  • Operation Blue Roof: Led by the U.S. Army Corps of Engineers, Operation Blue Roof works with FEMA to install temporary roofs for homeowners impacted by hurricanes.

Flood insurance tips for Florida homeowners

Flood insurance in Florida is fairly affordable compared to other types of coverage, with 42 percent of policies in force as of 2022 costing under $1,000 per year, according to FEMA. Though expensive homes in particularly high-risk areas may raise the average cost of flood insurance in Florida, the overall average is $2,213 per year.

You can get flood insurance directly through FEMA or through a private insurer. It’s typically paid in full and purchased as lender-required coverage when you set up your mortgage. To get started, consider the following steps:

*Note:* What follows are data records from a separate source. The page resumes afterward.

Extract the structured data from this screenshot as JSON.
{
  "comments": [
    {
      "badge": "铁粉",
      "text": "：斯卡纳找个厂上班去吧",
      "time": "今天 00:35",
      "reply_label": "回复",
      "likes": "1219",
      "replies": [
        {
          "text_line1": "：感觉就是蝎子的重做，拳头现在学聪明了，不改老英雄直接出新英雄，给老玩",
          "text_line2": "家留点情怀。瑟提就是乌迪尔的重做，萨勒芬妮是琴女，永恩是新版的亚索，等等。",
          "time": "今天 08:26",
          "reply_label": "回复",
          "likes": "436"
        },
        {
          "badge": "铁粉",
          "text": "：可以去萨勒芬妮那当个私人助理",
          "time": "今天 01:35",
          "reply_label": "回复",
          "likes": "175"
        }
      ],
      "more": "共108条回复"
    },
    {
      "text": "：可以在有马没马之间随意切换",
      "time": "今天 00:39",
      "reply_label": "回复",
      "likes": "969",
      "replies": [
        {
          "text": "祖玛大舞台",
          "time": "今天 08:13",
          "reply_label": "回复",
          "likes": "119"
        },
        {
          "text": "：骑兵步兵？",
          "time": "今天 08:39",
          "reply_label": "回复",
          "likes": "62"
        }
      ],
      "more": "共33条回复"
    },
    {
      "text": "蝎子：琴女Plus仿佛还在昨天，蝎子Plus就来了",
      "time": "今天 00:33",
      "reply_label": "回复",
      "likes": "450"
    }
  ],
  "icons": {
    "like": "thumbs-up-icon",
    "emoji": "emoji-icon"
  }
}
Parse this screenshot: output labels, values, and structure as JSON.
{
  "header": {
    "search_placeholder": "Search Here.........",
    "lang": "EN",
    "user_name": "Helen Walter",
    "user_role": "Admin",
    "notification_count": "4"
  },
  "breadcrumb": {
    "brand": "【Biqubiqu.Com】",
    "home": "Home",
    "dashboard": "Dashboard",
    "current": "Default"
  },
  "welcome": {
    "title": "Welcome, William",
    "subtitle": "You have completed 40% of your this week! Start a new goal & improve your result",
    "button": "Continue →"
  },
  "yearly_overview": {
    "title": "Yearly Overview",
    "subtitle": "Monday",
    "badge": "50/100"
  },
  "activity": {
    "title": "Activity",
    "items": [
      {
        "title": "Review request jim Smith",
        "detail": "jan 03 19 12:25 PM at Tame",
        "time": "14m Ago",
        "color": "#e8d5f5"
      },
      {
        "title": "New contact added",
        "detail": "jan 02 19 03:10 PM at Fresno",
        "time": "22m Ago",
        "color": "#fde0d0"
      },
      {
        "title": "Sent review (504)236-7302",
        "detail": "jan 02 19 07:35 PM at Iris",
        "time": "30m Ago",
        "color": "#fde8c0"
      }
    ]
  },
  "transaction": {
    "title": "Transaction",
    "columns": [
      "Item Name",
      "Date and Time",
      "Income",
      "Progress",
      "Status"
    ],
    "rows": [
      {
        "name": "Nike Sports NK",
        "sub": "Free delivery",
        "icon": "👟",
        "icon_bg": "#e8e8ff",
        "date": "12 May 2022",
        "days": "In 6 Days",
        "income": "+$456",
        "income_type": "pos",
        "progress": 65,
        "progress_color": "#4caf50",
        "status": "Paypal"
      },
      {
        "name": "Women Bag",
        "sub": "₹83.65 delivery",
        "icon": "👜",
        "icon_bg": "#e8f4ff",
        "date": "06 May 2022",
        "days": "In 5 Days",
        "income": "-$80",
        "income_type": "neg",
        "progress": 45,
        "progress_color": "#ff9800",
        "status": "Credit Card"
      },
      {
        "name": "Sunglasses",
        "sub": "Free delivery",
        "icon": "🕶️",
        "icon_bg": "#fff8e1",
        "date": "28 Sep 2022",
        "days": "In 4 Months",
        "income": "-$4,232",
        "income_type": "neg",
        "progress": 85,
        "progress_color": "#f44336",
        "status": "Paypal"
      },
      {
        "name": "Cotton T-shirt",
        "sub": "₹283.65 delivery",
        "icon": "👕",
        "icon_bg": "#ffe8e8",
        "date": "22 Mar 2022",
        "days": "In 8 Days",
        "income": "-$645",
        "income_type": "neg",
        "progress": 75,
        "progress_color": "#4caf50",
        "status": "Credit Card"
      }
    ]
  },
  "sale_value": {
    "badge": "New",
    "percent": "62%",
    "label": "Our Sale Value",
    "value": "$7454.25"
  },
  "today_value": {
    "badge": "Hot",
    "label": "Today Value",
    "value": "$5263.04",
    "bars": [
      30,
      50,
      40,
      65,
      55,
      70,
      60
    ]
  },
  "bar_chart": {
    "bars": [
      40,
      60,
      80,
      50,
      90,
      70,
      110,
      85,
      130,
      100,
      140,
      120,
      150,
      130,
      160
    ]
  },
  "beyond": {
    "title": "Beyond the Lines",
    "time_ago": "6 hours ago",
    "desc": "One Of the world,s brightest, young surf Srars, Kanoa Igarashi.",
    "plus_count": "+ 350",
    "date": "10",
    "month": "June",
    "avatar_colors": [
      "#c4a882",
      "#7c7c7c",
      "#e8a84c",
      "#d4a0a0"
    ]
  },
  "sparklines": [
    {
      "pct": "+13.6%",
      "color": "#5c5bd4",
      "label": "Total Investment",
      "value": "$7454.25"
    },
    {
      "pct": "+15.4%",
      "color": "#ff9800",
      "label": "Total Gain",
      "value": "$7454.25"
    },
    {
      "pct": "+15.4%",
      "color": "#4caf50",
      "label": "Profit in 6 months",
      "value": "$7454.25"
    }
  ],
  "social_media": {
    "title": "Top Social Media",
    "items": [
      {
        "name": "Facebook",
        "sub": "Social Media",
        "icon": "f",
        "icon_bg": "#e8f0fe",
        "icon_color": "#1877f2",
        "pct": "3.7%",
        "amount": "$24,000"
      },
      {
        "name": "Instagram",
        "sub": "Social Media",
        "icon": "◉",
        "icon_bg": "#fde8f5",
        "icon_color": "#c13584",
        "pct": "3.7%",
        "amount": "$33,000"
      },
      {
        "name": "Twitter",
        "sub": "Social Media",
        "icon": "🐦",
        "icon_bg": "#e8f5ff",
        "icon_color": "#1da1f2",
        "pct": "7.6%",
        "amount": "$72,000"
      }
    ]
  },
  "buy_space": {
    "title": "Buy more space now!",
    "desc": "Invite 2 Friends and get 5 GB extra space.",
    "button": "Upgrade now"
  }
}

  • Check if your community participates in the NFIP: To purchase flood insurance through the NFIP, you must live in a participating community. The NFIP maintains a current list of participating communities in Florida.
  • Talk to your insurance agent: If you don’t live in a participating community, you’ll have to purchase flood insurance through a private insurer. Ask your agent about options.
  • Take steps to lower your flood risk: Whether or not you’re eligible to purchase flood insurance, retrofitting your home with flood protection measures can help to reduce your flood risk.
  • Ask about elevation certificates: While they’re no longer required in order to purchase flood insurance under FEMA’s Risk Rating 2.0 system, elevation certificates can lower the cost of flood coverage for homeowners. Check with your local floodplain manager to see if one’s already on file, and hire a professional to create one if not.

Bottom line

Although flood insurance is optional for most, this coverage can offer formidable financial protection against one of the most costly losses you can experience. Facing a flood without flood insurance means you may have to rely on disaster assistance and the kindness of volunteers to rebuild your life since even the best home insurance coverage excludes flood damage in most cases. While these programs are invaluable, you could still find yourself with a hefty amount of debt.

Perhaps most importantly, don’t wait until a storm is headed your way to consider flood insurance — by that time, it may be too late. You might think it a far-flung possibility, but the data shows: no matter where you live, you’re likely at risk for flooding.